* _Instructions to follow_:
Set down every record below exactly as it appears, but without the pictures.

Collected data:
----

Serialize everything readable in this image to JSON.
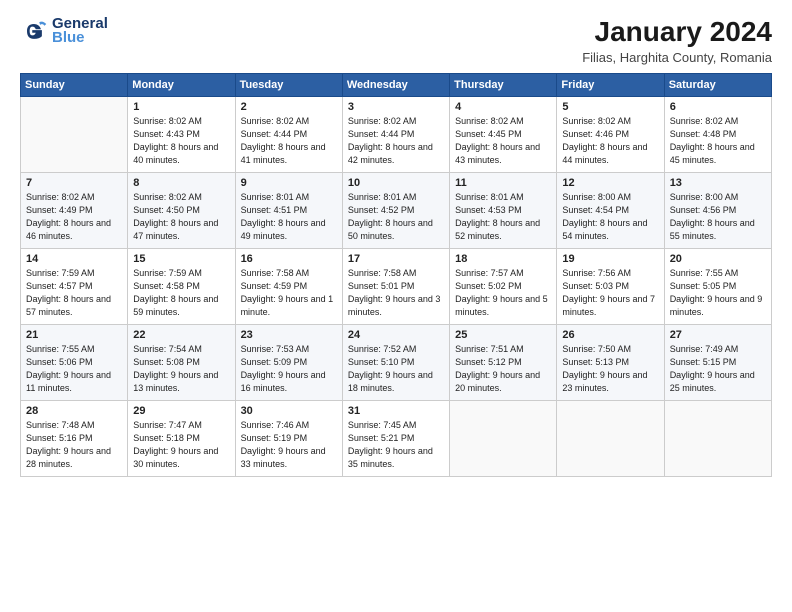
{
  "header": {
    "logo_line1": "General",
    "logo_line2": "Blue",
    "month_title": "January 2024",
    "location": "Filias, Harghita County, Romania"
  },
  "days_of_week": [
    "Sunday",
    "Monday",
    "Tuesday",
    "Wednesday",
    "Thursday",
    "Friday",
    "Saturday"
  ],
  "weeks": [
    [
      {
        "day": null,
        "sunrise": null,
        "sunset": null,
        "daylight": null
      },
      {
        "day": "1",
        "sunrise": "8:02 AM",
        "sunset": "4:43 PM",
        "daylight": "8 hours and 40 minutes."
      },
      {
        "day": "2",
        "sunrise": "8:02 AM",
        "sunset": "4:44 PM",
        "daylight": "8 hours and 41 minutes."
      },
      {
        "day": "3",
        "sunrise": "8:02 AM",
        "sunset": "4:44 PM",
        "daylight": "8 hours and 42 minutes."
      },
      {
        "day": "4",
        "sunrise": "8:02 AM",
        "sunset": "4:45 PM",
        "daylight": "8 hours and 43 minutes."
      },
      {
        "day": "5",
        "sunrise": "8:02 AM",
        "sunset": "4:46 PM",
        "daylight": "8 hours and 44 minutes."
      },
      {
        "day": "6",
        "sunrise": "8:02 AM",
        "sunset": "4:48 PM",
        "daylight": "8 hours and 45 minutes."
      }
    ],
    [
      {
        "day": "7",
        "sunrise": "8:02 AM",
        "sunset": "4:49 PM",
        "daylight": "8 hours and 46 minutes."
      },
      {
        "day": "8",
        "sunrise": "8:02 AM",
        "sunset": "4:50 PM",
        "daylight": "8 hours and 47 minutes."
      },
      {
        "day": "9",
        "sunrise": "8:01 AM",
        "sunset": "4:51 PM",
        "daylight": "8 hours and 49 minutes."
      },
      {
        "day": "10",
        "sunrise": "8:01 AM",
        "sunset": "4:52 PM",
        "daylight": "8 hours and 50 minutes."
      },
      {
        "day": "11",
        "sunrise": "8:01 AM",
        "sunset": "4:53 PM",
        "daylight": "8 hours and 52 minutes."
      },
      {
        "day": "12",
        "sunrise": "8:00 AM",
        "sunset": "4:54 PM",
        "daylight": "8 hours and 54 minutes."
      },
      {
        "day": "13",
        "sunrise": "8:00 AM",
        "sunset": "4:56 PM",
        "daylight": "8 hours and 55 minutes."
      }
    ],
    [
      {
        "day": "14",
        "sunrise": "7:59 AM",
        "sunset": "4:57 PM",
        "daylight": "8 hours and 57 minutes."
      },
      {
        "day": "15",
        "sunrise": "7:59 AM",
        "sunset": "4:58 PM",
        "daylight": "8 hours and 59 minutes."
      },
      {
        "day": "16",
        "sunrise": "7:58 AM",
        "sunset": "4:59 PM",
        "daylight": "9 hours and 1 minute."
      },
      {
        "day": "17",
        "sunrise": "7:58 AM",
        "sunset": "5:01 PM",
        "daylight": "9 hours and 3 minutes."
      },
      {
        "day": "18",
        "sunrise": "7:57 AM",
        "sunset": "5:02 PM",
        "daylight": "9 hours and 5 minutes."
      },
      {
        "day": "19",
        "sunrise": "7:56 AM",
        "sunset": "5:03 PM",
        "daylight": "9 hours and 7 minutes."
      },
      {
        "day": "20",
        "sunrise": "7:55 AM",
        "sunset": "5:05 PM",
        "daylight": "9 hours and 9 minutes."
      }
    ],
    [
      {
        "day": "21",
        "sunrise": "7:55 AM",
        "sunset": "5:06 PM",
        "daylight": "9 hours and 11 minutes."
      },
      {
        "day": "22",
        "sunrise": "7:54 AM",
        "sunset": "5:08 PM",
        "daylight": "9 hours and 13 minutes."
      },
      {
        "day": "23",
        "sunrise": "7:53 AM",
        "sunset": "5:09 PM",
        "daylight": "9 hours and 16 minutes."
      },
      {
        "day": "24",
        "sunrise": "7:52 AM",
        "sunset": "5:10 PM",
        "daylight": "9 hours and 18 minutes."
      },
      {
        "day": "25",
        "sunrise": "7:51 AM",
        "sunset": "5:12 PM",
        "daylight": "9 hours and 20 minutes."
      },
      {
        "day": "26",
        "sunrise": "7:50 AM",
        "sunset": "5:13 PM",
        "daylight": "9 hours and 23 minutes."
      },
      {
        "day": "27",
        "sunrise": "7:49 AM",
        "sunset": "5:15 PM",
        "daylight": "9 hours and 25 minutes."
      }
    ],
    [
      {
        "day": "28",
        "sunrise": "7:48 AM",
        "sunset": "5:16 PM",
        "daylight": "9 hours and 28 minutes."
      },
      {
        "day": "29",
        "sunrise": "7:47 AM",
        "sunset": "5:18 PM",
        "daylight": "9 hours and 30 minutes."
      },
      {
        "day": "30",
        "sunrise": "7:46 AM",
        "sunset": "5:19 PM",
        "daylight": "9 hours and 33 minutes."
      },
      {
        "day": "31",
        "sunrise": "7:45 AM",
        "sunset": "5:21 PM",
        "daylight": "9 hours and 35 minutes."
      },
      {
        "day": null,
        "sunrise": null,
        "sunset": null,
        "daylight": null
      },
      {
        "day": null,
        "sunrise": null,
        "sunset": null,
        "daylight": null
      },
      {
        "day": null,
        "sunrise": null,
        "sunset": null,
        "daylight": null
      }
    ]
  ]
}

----

* _Result below_:
Serialize everything readable in this image to JSON.
{
  "header": {
    "logo_line1": "General",
    "logo_line2": "Blue",
    "month_title": "January 2024",
    "location": "Filias, Harghita County, Romania"
  },
  "days_of_week": [
    "Sunday",
    "Monday",
    "Tuesday",
    "Wednesday",
    "Thursday",
    "Friday",
    "Saturday"
  ],
  "weeks": [
    [
      {
        "day": null,
        "sunrise": null,
        "sunset": null,
        "daylight": null
      },
      {
        "day": "1",
        "sunrise": "8:02 AM",
        "sunset": "4:43 PM",
        "daylight": "8 hours and 40 minutes."
      },
      {
        "day": "2",
        "sunrise": "8:02 AM",
        "sunset": "4:44 PM",
        "daylight": "8 hours and 41 minutes."
      },
      {
        "day": "3",
        "sunrise": "8:02 AM",
        "sunset": "4:44 PM",
        "daylight": "8 hours and 42 minutes."
      },
      {
        "day": "4",
        "sunrise": "8:02 AM",
        "sunset": "4:45 PM",
        "daylight": "8 hours and 43 minutes."
      },
      {
        "day": "5",
        "sunrise": "8:02 AM",
        "sunset": "4:46 PM",
        "daylight": "8 hours and 44 minutes."
      },
      {
        "day": "6",
        "sunrise": "8:02 AM",
        "sunset": "4:48 PM",
        "daylight": "8 hours and 45 minutes."
      }
    ],
    [
      {
        "day": "7",
        "sunrise": "8:02 AM",
        "sunset": "4:49 PM",
        "daylight": "8 hours and 46 minutes."
      },
      {
        "day": "8",
        "sunrise": "8:02 AM",
        "sunset": "4:50 PM",
        "daylight": "8 hours and 47 minutes."
      },
      {
        "day": "9",
        "sunrise": "8:01 AM",
        "sunset": "4:51 PM",
        "daylight": "8 hours and 49 minutes."
      },
      {
        "day": "10",
        "sunrise": "8:01 AM",
        "sunset": "4:52 PM",
        "daylight": "8 hours and 50 minutes."
      },
      {
        "day": "11",
        "sunrise": "8:01 AM",
        "sunset": "4:53 PM",
        "daylight": "8 hours and 52 minutes."
      },
      {
        "day": "12",
        "sunrise": "8:00 AM",
        "sunset": "4:54 PM",
        "daylight": "8 hours and 54 minutes."
      },
      {
        "day": "13",
        "sunrise": "8:00 AM",
        "sunset": "4:56 PM",
        "daylight": "8 hours and 55 minutes."
      }
    ],
    [
      {
        "day": "14",
        "sunrise": "7:59 AM",
        "sunset": "4:57 PM",
        "daylight": "8 hours and 57 minutes."
      },
      {
        "day": "15",
        "sunrise": "7:59 AM",
        "sunset": "4:58 PM",
        "daylight": "8 hours and 59 minutes."
      },
      {
        "day": "16",
        "sunrise": "7:58 AM",
        "sunset": "4:59 PM",
        "daylight": "9 hours and 1 minute."
      },
      {
        "day": "17",
        "sunrise": "7:58 AM",
        "sunset": "5:01 PM",
        "daylight": "9 hours and 3 minutes."
      },
      {
        "day": "18",
        "sunrise": "7:57 AM",
        "sunset": "5:02 PM",
        "daylight": "9 hours and 5 minutes."
      },
      {
        "day": "19",
        "sunrise": "7:56 AM",
        "sunset": "5:03 PM",
        "daylight": "9 hours and 7 minutes."
      },
      {
        "day": "20",
        "sunrise": "7:55 AM",
        "sunset": "5:05 PM",
        "daylight": "9 hours and 9 minutes."
      }
    ],
    [
      {
        "day": "21",
        "sunrise": "7:55 AM",
        "sunset": "5:06 PM",
        "daylight": "9 hours and 11 minutes."
      },
      {
        "day": "22",
        "sunrise": "7:54 AM",
        "sunset": "5:08 PM",
        "daylight": "9 hours and 13 minutes."
      },
      {
        "day": "23",
        "sunrise": "7:53 AM",
        "sunset": "5:09 PM",
        "daylight": "9 hours and 16 minutes."
      },
      {
        "day": "24",
        "sunrise": "7:52 AM",
        "sunset": "5:10 PM",
        "daylight": "9 hours and 18 minutes."
      },
      {
        "day": "25",
        "sunrise": "7:51 AM",
        "sunset": "5:12 PM",
        "daylight": "9 hours and 20 minutes."
      },
      {
        "day": "26",
        "sunrise": "7:50 AM",
        "sunset": "5:13 PM",
        "daylight": "9 hours and 23 minutes."
      },
      {
        "day": "27",
        "sunrise": "7:49 AM",
        "sunset": "5:15 PM",
        "daylight": "9 hours and 25 minutes."
      }
    ],
    [
      {
        "day": "28",
        "sunrise": "7:48 AM",
        "sunset": "5:16 PM",
        "daylight": "9 hours and 28 minutes."
      },
      {
        "day": "29",
        "sunrise": "7:47 AM",
        "sunset": "5:18 PM",
        "daylight": "9 hours and 30 minutes."
      },
      {
        "day": "30",
        "sunrise": "7:46 AM",
        "sunset": "5:19 PM",
        "daylight": "9 hours and 33 minutes."
      },
      {
        "day": "31",
        "sunrise": "7:45 AM",
        "sunset": "5:21 PM",
        "daylight": "9 hours and 35 minutes."
      },
      {
        "day": null,
        "sunrise": null,
        "sunset": null,
        "daylight": null
      },
      {
        "day": null,
        "sunrise": null,
        "sunset": null,
        "daylight": null
      },
      {
        "day": null,
        "sunrise": null,
        "sunset": null,
        "daylight": null
      }
    ]
  ]
}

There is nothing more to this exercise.